**TASK OBJECTIVE**
Using the data that follows, output only the lines from the line with "Transcribe this image's" up to and including the line with "Convert this screenshot", exactly, leaving pictures aside.

**EXTRACTED ENTRIES**
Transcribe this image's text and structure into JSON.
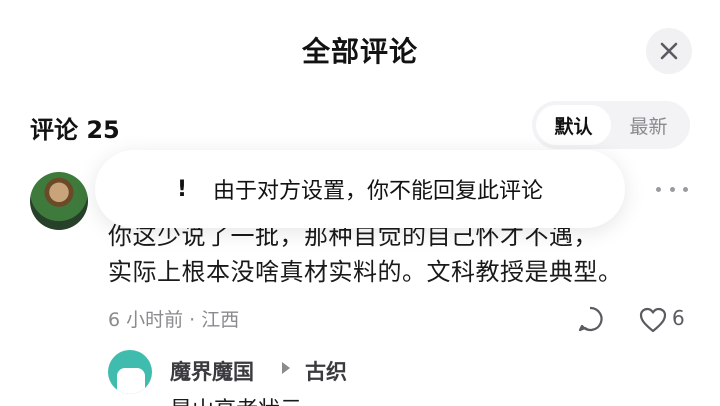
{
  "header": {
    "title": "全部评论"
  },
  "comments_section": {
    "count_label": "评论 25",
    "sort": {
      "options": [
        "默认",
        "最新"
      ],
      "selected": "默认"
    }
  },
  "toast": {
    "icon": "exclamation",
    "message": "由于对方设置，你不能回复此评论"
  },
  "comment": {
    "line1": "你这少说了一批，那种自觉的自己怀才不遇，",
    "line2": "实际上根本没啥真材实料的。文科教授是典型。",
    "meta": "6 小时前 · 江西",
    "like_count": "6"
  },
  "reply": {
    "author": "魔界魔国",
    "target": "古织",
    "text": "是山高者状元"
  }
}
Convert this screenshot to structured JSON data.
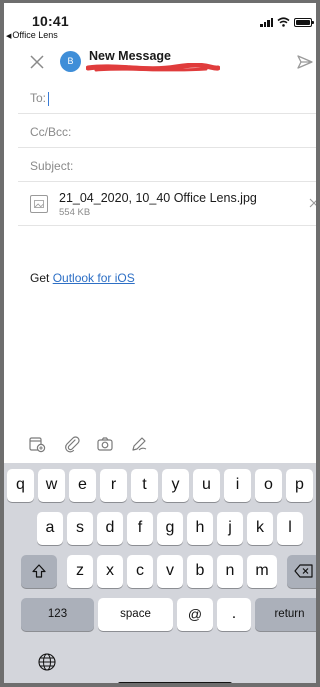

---

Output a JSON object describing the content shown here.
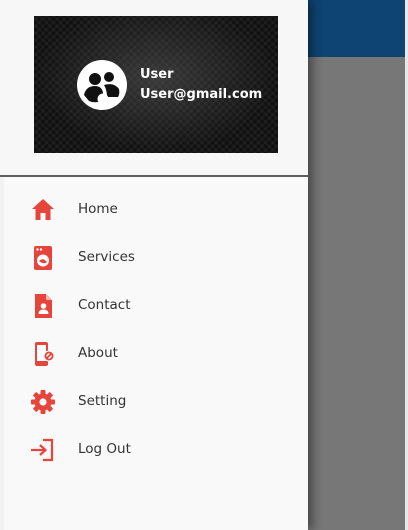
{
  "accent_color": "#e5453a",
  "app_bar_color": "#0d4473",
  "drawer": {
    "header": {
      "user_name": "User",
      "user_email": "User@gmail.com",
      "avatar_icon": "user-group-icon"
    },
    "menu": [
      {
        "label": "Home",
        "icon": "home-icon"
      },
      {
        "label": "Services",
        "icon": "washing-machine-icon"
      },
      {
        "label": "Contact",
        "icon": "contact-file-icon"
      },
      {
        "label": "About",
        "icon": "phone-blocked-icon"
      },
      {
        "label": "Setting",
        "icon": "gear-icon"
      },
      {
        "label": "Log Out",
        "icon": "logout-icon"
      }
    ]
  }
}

**TASK ANSWER**
Transcribe this image's text and structure into JSON.
{
  "header": {
    "title": "全部评论"
  },
  "comments_section": {
    "count_label": "评论 25",
    "sort": {
      "options": [
        "默认",
        "最新"
      ],
      "selected": "默认"
    }
  },
  "toast": {
    "icon": "exclamation",
    "message": "由于对方设置，你不能回复此评论"
  },
  "comment": {
    "line1": "你这少说了一批，那种自觉的自己怀才不遇，",
    "line2": "实际上根本没啥真材实料的。文科教授是典型。",
    "meta": "6 小时前 · 江西",
    "like_count": "6"
  },
  "reply": {
    "author": "魔界魔国",
    "target": "古织",
    "text": "是山高者状元"
  }
}
Convert this screenshot to structured JSON data.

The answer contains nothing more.